Bua Loy: The Floating Thai Dessert You Should Know

Thailand's rich cuisine is world famous, thanks in part to deliberate effort on the part of the Thai government to promote dishes across the globe (via Splendid Table). However, authentic Thai food is more complex and nuanced than much of the standard fare you'll find in Europe or America.

As the Institute of Culinary Education explains, authentic Thai food has a unique take on flavor. While Thai cuisine varies significantly by region, an overarching theme is an emphasis on creating harmonious taste. Playing off influences from around the world, Thai food combines ingredients in unique ways to create dishes unlike anything you'll find elsewhere.

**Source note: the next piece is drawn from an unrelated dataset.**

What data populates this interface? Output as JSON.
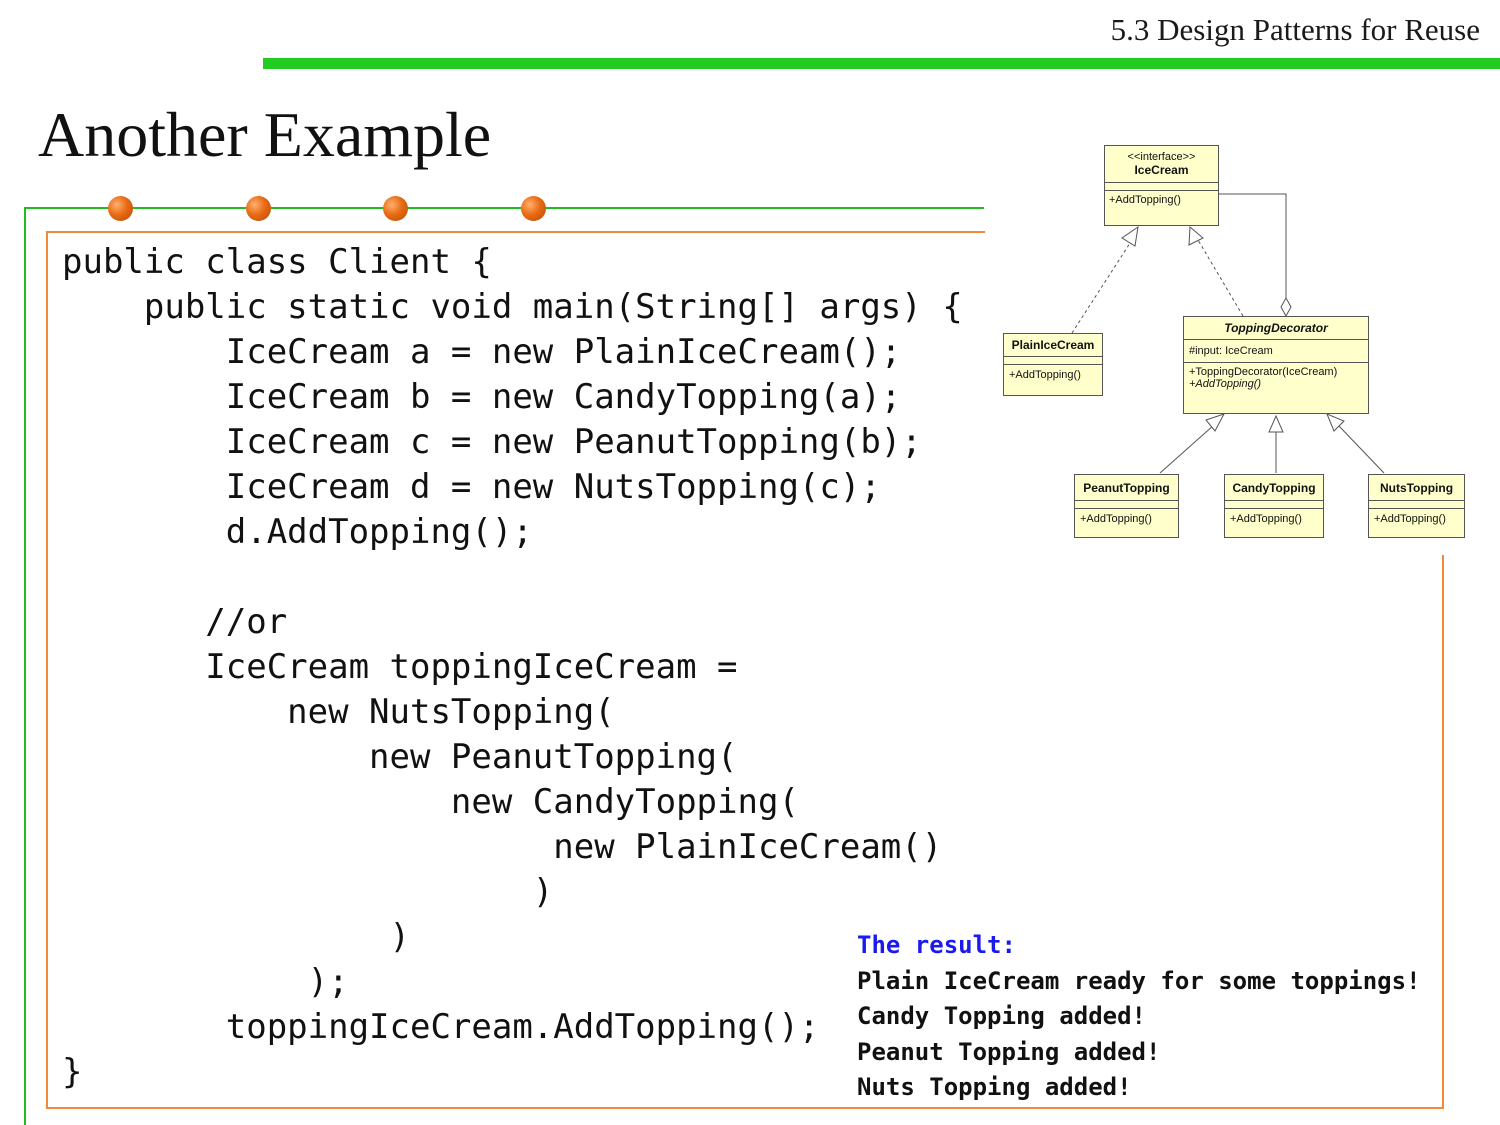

Thai food is based on five essential flavors: salty, sweet, sour, bitter, and spicy. Most authentic Thai dishes combine at least two of these flavors, allowing the tastes to play off each other. While desserts — which often feature native fruits like mango, lychee, banana, and coconut in addition to ingredients like tapioca and rice flour — may forgo the spicy flavors found in recipes like shrimp pad thai, they still employ the country's unique take on flavor to create a harmonious whole.

One such dessert is bua loy. As Thaitable.com explains, bua loy is made up of rice balls floating in coconut milk and delivers a sweet and salty flavor profile. This subtle dessert looks as charming as it tastes.

What is bua loy?

As C. Hawj Creations explains, bua loy is a traditional Thai dessert comprised of small, chewy, brightly-colored balls of glutinous rice flour floating in sweetened coconut milk. When served with poached egg, the desert is called bua loi kai wan — a traditional Thailand dish that must be tasted. 

Presentation is important in Thai cuisine, and bua loy makes quite a statement. While the colors seem artificial — and can be enhanced by food coloring — natural plants are all you need to create rainbow-hued rice balls. The pandan leaf, as an aromatic plant found in Southeast Asia, lends a bright green hue and vanilla flavor to bua loy dishes (via Healthline). Ube creates a joyful purple color, and butterfly pea flower turns rice balls a vibrant blue. For fuchsia, dragonfruit powder can be added to dough. However, there's no need to stop there: The simplicity of bua loy makes it ripe for experimentation, as it is a recipe that can be enhanced with different ingredients and flavor combinations.

How is bua loy made?

Thai cooking blog C. Hawj Creations insists bua loy is strikingly simple to make. Combine glutinous rice flour with hot water, flavorings, and some starch — either tapioca or starchy vegetables. Once you've formed a pliable dough, roll small balls and boil them in water until they float to the surface. Then, heat the coconut milk that's been in your pantry and add salt and palm sugar to create a syrupy broth. Add the rice balls to the broth and serve the dish hot. It's that easy.

Be careful to avoid one crucial mistake, however: use the right kind of flour. Serious Eats notes that the recipe only works with glutinous rice flour, so double-check to make sure you're not using regular rice flour. According to MasterClass, glutinous rice flour is distinctly different from rice flour and makes a big difference in texture; glutinous rice flour has a chewy texture that gives dishes like mochi and bua loy their signature squish. Despite its name, glutinous rice flour doesn't actually contain gluten — instead, the name refers to its ability to mimic gluten's stickiness.

Bua loy and tub tim krob

Tub tim krob, which translates as "crispy rubies," might look similar to bua loy at first glance. Though both dishes feature gelatinous, brightly-colored balls floating in coconut milk, the desserts are distinctly different. According to Thai Table, Tub tim krob is made from pieces of water chestnut boiled in red syrup and coated with tapioca flour to form a gelatinous shell. The result is a refreshing dessert with a unique texture that is crunchy, yet chewy. In contrast to bua loy, which is often served hot, tub tim krob is typically served on ice.

Travel Food Atlas explains that these crispy rubies are sometimes added to ruam mit, a versatile Thai dessert also centered on iced coconut milk. Ruam mit doesn't have a set recipe, but it combines a hodgepodge of popular and traditional Thai ingredients. If you order a bowl of ruam mit, you may find ripe jackfruit, lotus root, sweet potato, or colorful tapioca noodles floating in your bowl.